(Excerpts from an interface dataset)
----
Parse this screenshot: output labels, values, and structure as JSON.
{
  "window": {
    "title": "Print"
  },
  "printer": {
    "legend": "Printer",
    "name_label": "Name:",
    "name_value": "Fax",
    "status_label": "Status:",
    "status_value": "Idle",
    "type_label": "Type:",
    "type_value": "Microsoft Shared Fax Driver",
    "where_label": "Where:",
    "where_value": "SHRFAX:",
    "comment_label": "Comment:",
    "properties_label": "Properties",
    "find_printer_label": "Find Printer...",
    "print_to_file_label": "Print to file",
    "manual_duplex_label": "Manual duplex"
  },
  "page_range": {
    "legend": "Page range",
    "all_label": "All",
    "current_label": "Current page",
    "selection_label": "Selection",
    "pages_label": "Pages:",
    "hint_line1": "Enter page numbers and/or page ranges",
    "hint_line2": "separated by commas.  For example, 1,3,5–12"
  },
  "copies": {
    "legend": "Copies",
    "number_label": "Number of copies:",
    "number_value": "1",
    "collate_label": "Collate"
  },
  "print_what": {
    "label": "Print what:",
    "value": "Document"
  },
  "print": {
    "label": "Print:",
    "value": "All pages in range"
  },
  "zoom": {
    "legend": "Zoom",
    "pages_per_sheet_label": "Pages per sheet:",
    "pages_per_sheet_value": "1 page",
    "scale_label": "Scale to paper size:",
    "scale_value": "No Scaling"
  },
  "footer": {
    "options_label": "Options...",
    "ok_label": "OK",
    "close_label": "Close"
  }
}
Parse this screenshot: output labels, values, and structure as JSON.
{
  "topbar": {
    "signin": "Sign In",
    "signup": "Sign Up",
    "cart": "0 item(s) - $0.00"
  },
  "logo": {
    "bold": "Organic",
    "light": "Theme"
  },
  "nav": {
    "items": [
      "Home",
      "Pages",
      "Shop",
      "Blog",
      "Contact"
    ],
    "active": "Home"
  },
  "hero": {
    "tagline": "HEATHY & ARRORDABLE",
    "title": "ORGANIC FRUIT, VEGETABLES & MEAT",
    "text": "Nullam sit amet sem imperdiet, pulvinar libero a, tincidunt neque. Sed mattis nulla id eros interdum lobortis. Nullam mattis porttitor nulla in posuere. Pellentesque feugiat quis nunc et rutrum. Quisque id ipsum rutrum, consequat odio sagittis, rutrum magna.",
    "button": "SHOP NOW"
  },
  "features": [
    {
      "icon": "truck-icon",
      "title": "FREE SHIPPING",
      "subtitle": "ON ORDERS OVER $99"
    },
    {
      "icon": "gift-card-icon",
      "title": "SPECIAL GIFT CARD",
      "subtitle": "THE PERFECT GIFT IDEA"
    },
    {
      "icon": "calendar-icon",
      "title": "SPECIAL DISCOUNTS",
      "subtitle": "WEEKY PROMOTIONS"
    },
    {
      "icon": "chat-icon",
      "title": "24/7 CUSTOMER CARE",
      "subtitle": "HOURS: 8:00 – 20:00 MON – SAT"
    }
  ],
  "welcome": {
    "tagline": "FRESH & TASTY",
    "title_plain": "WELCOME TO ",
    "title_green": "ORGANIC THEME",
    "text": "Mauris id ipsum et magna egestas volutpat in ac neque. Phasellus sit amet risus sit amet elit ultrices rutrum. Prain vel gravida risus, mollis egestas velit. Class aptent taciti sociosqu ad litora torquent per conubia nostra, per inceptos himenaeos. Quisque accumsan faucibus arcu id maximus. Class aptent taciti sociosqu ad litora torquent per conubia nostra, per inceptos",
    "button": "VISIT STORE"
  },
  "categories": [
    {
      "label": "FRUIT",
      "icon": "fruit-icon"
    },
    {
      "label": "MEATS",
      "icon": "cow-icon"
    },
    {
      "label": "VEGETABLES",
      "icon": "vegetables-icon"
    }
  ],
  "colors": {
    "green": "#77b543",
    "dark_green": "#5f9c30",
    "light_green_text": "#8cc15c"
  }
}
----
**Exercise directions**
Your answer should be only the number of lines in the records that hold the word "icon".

**Response to this exercise**
7